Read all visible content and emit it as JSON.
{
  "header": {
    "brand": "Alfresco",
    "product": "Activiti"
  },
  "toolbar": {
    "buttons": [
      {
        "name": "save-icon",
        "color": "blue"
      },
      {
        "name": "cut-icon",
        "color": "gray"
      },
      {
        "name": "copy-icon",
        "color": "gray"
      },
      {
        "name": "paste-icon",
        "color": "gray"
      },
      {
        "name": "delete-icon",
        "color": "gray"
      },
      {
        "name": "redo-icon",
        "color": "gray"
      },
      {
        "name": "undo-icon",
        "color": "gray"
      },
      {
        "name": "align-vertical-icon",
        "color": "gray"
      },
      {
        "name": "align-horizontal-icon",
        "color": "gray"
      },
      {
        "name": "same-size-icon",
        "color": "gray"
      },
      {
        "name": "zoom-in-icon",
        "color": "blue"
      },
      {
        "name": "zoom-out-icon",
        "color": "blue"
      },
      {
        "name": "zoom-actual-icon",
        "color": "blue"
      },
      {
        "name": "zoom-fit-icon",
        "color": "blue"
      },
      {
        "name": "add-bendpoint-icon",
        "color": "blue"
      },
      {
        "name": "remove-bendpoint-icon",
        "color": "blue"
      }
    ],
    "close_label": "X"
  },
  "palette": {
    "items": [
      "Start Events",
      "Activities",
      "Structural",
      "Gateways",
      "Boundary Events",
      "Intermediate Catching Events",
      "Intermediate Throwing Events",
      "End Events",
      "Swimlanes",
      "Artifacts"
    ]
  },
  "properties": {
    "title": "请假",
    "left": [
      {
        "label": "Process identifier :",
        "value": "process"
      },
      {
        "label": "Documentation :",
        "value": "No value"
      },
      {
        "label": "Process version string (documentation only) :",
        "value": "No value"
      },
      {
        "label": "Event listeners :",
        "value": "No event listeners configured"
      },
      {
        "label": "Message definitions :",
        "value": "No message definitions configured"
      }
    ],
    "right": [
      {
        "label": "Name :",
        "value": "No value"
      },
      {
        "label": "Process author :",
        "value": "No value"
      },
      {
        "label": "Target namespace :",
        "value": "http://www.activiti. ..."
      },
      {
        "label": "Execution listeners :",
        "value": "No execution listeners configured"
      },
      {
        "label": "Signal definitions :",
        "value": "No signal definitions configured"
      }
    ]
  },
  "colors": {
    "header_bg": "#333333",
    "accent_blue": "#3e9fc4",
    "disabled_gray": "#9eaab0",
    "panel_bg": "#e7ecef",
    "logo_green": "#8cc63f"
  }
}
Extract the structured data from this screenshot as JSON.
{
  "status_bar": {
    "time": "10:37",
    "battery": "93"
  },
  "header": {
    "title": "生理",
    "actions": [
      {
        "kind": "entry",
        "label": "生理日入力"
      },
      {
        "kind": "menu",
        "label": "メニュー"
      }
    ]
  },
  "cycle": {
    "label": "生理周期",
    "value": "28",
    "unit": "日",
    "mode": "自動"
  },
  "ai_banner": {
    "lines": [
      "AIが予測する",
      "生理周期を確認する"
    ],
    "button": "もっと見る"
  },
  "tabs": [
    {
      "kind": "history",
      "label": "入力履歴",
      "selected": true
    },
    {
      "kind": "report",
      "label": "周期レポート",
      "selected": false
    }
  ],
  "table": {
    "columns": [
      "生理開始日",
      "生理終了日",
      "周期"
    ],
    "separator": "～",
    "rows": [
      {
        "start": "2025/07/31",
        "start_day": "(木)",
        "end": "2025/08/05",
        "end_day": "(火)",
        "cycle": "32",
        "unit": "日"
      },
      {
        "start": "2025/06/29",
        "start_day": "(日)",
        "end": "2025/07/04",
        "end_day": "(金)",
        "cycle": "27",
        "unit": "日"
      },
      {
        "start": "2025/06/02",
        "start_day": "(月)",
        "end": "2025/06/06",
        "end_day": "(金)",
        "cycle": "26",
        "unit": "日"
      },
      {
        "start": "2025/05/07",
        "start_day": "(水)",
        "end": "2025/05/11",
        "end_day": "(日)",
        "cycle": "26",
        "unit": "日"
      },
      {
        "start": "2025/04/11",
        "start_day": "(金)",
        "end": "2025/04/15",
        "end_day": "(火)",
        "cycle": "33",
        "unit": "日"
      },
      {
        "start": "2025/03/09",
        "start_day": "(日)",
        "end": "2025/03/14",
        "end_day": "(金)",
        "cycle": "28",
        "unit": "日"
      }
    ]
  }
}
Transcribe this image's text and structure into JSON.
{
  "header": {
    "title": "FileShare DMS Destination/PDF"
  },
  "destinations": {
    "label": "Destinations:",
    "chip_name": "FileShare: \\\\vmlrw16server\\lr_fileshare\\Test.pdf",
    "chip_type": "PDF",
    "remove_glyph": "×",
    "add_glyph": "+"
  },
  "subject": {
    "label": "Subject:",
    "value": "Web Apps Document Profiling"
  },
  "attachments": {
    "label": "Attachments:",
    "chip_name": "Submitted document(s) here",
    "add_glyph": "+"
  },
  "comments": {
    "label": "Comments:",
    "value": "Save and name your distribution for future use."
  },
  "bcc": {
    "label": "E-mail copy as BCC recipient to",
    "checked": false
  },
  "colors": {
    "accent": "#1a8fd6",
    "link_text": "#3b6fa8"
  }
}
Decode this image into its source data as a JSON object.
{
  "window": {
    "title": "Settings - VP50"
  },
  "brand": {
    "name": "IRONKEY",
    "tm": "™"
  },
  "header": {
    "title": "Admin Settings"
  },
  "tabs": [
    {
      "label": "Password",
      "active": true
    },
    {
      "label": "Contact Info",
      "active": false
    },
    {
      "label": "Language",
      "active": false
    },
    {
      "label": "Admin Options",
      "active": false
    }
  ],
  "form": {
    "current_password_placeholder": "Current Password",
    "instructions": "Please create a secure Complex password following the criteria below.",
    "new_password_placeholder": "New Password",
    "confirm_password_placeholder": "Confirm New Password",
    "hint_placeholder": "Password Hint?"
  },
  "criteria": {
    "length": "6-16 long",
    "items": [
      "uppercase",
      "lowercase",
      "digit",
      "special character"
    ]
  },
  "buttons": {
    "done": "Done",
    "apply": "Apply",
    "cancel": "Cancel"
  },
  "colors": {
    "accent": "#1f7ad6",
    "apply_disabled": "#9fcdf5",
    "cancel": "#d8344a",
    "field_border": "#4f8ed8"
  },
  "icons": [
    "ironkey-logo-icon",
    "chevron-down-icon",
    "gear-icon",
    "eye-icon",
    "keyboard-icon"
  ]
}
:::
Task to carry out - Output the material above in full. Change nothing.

Written reply -
Read all visible content and emit it as JSON.
{
  "header": {
    "brand": "Alfresco",
    "product": "Activiti"
  },
  "toolbar": {
    "buttons": [
      {
        "name": "save-icon",
        "color": "blue"
      },
      {
        "name": "cut-icon",
        "color": "gray"
      },
      {
        "name": "copy-icon",
        "color": "gray"
      },
      {
        "name": "paste-icon",
        "color": "gray"
      },
      {
        "name": "delete-icon",
        "color": "gray"
      },
      {
        "name": "redo-icon",
        "color": "gray"
      },
      {
        "name": "undo-icon",
        "color": "gray"
      },
      {
        "name": "align-vertical-icon",
        "color": "gray"
      },
      {
        "name": "align-horizontal-icon",
        "color": "gray"
      },
      {
        "name": "same-size-icon",
        "color": "gray"
      },
      {
        "name": "zoom-in-icon",
        "color": "blue"
      },
      {
        "name": "zoom-out-icon",
        "color": "blue"
      },
      {
        "name": "zoom-actual-icon",
        "color": "blue"
      },
      {
        "name": "zoom-fit-icon",
        "color": "blue"
      },
      {
        "name": "add-bendpoint-icon",
        "color": "blue"
      },
      {
        "name": "remove-bendpoint-icon",
        "color": "blue"
      }
    ],
    "close_label": "X"
  },
  "palette": {
    "items": [
      "Start Events",
      "Activities",
      "Structural",
      "Gateways",
      "Boundary Events",
      "Intermediate Catching Events",
      "Intermediate Throwing Events",
      "End Events",
      "Swimlanes",
      "Artifacts"
    ]
  },
  "properties": {
    "title": "请假",
    "left": [
      {
        "label": "Process identifier :",
        "value": "process"
      },
      {
        "label": "Documentation :",
        "value": "No value"
      },
      {
        "label": "Process version string (documentation only) :",
        "value": "No value"
      },
      {
        "label": "Event listeners :",
        "value": "No event listeners configured"
      },
      {
        "label": "Message definitions :",
        "value": "No message definitions configured"
      }
    ],
    "right": [
      {
        "label": "Name :",
        "value": "No value"
      },
      {
        "label": "Process author :",
        "value": "No value"
      },
      {
        "label": "Target namespace :",
        "value": "http://www.activiti. ..."
      },
      {
        "label": "Execution listeners :",
        "value": "No execution listeners configured"
      },
      {
        "label": "Signal definitions :",
        "value": "No signal definitions configured"
      }
    ]
  },
  "colors": {
    "header_bg": "#333333",
    "accent_blue": "#3e9fc4",
    "disabled_gray": "#9eaab0",
    "panel_bg": "#e7ecef",
    "logo_green": "#8cc63f"
  }
}
Extract the structured data from this screenshot as JSON.
{
  "status_bar": {
    "time": "10:37",
    "battery": "93"
  },
  "header": {
    "title": "生理",
    "actions": [
      {
        "kind": "entry",
        "label": "生理日入力"
      },
      {
        "kind": "menu",
        "label": "メニュー"
      }
    ]
  },
  "cycle": {
    "label": "生理周期",
    "value": "28",
    "unit": "日",
    "mode": "自動"
  },
  "ai_banner": {
    "lines": [
      "AIが予測する",
      "生理周期を確認する"
    ],
    "button": "もっと見る"
  },
  "tabs": [
    {
      "kind": "history",
      "label": "入力履歴",
      "selected": true
    },
    {
      "kind": "report",
      "label": "周期レポート",
      "selected": false
    }
  ],
  "table": {
    "columns": [
      "生理開始日",
      "生理終了日",
      "周期"
    ],
    "separator": "～",
    "rows": [
      {
        "start": "2025/07/31",
        "start_day": "(木)",
        "end": "2025/08/05",
        "end_day": "(火)",
        "cycle": "32",
        "unit": "日"
      },
      {
        "start": "2025/06/29",
        "start_day": "(日)",
        "end": "2025/07/04",
        "end_day": "(金)",
        "cycle": "27",
        "unit": "日"
      },
      {
        "start": "2025/06/02",
        "start_day": "(月)",
        "end": "2025/06/06",
        "end_day": "(金)",
        "cycle": "26",
        "unit": "日"
      },
      {
        "start": "2025/05/07",
        "start_day": "(水)",
        "end": "2025/05/11",
        "end_day": "(日)",
        "cycle": "26",
        "unit": "日"
      },
      {
        "start": "2025/04/11",
        "start_day": "(金)",
        "end": "2025/04/15",
        "end_day": "(火)",
        "cycle": "33",
        "unit": "日"
      },
      {
        "start": "2025/03/09",
        "start_day": "(日)",
        "end": "2025/03/14",
        "end_day": "(金)",
        "cycle": "28",
        "unit": "日"
      }
    ]
  }
}
Transcribe this image's text and structure into JSON.
{
  "header": {
    "title": "FileShare DMS Destination/PDF"
  },
  "destinations": {
    "label": "Destinations:",
    "chip_name": "FileShare: \\\\vmlrw16server\\lr_fileshare\\Test.pdf",
    "chip_type": "PDF",
    "remove_glyph": "×",
    "add_glyph": "+"
  },
  "subject": {
    "label": "Subject:",
    "value": "Web Apps Document Profiling"
  },
  "attachments": {
    "label": "Attachments:",
    "chip_name": "Submitted document(s) here",
    "add_glyph": "+"
  },
  "comments": {
    "label": "Comments:",
    "value": "Save and name your distribution for future use."
  },
  "bcc": {
    "label": "E-mail copy as BCC recipient to",
    "checked": false
  },
  "colors": {
    "accent": "#1a8fd6",
    "link_text": "#3b6fa8"
  }
}
Decode this image into its source data as a JSON object.
{
  "window": {
    "title": "Settings - VP50"
  },
  "brand": {
    "name": "IRONKEY",
    "tm": "™"
  },
  "header": {
    "title": "Admin Settings"
  },
  "tabs": [
    {
      "label": "Password",
      "active": true
    },
    {
      "label": "Contact Info",
      "active": false
    },
    {
      "label": "Language",
      "active": false
    },
    {
      "label": "Admin Options",
      "active": false
    }
  ],
  "form": {
    "current_password_placeholder": "Current Password",
    "instructions": "Please create a secure Complex password following the criteria below.",
    "new_password_placeholder": "New Password",
    "confirm_password_placeholder": "Confirm New Password",
    "hint_placeholder": "Password Hint?"
  },
  "criteria": {
    "length": "6-16 long",
    "items": [
      "uppercase",
      "lowercase",
      "digit",
      "special character"
    ]
  },
  "buttons": {
    "done": "Done",
    "apply": "Apply",
    "cancel": "Cancel"
  },
  "colors": {
    "accent": "#1f7ad6",
    "apply_disabled": "#9fcdf5",
    "cancel": "#d8344a",
    "field_border": "#4f8ed8"
  },
  "icons": [
    "ironkey-logo-icon",
    "chevron-down-icon",
    "gear-icon",
    "eye-icon",
    "keyboard-icon"
  ]
}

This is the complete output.